Thursday, Feb. 21 (7:30 p.m.)
“Star Trek and Deep Space Nine on Television”
“Star Trek: The Cage” (Paramount TV, 1965)
The original pilot episode for Gene Roddenberry’s futuristic television series featured Jeffrey Hunter as Captain Pike, commander of the USS Enterprise. It was rejected by the network and not broadcast in its entirety until 1988. Leonard Nimoy appears as a different version of Spock than what the character became under Captain Kirk.
“Deep Space Nine: Emissary” (Paramount TV, 1993)
In the pilot for the third Star Trek-based series, Commander Sisko, played by Avery Brooks, takes command of a surrendered space station and learns that it borders a unique stable wormhole.
Friday, Feb. 22 (7:30 p.m.)
“It’s a Date” (Universal, 1940)
An aspiring young actress, played by Deanna Durbin, hopes for the lead in a major new play. She discovers that her mother, a more seasoned performer, expects the same part.

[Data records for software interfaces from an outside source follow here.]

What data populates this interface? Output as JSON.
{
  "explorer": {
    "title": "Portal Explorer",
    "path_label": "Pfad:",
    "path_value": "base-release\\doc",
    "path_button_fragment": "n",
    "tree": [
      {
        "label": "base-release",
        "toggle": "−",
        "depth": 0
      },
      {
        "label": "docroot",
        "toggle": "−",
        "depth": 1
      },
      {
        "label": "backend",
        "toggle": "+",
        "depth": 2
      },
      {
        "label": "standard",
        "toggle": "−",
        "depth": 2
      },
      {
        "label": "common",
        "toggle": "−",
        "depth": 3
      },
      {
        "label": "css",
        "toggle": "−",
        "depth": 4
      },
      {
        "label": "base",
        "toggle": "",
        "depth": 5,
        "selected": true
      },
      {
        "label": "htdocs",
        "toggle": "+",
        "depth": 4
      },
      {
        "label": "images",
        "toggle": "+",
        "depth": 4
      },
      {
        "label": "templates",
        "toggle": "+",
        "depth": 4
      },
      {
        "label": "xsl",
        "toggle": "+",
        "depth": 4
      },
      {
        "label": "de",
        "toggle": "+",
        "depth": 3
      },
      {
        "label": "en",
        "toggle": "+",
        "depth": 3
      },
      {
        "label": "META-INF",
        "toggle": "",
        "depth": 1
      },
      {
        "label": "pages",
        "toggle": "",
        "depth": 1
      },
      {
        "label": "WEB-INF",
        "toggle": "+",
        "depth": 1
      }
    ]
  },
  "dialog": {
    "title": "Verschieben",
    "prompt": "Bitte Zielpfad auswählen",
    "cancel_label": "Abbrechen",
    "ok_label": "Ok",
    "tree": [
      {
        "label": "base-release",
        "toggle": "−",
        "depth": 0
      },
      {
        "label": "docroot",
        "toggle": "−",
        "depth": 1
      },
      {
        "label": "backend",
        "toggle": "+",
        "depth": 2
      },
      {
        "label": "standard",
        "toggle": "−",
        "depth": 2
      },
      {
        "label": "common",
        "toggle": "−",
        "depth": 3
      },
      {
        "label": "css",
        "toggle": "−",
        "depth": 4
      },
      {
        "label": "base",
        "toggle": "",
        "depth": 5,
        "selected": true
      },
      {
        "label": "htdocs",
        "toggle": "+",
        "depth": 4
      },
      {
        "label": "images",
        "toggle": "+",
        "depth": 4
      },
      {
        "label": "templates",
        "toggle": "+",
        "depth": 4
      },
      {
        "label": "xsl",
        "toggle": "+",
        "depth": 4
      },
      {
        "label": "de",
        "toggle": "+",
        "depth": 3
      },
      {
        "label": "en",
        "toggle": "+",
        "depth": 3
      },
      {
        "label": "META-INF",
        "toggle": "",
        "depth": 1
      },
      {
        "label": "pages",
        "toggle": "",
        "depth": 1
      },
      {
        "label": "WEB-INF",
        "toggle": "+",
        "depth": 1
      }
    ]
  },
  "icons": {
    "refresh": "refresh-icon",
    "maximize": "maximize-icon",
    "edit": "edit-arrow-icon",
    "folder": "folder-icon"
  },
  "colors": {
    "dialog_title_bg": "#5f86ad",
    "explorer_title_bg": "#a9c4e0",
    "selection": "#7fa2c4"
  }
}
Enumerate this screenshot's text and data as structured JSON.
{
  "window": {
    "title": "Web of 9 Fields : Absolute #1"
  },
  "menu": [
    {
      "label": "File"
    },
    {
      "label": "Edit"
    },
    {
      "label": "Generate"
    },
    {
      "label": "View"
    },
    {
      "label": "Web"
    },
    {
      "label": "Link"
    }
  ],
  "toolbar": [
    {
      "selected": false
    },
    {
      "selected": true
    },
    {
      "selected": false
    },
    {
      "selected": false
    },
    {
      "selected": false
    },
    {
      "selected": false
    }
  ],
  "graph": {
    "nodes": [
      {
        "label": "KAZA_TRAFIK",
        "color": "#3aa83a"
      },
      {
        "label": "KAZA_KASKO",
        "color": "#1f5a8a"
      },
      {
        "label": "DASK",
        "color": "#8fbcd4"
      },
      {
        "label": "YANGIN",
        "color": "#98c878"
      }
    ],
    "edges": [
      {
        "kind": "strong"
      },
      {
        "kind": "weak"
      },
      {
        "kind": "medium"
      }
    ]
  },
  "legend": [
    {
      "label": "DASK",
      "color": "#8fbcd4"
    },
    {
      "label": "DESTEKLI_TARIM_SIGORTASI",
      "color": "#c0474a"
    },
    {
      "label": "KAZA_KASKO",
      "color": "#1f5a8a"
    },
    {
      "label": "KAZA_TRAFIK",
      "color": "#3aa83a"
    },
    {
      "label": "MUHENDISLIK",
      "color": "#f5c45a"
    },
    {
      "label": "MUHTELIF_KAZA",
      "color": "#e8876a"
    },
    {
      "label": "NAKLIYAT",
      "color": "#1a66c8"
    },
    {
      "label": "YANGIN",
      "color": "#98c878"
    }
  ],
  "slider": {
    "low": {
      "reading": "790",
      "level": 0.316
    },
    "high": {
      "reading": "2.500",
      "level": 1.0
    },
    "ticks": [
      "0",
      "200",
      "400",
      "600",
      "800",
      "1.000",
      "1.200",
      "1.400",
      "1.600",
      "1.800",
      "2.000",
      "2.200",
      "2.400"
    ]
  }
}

The situation is further complicated when they both become involved with the same man. William A. Seiter directed this romantic musical comedy that also stars Kay Francis and Walter Pidgeon.
Saturday, Feb. 23 (7:30 p.m.)
“Queen Christina” (MGM, 1933)
Greta Garbo came out of retirement to play the title role in this historical romantic drama. Rouben Mamoulian directed the story, loosely based on the 17th-century Swedish queen who relinquished her throne for her lover, played by John Gilbert.
Thursday, Feb. 28 (7:30 p.m.)
“Star Trek” (Paramount, 2009)
This 11th film based on the Star Trek franchise featured the main characters of the original Star Trek television series portrayed by a new cast. As directed by J. J. Abrams, new recruits Kirk and Spock on the maiden voyage of the USS Enterprise must find a way to stop an evil being whose mission of vengeance threatens all of mankind. Chris Pine and Zachary Quinto star in this science-fiction adventure.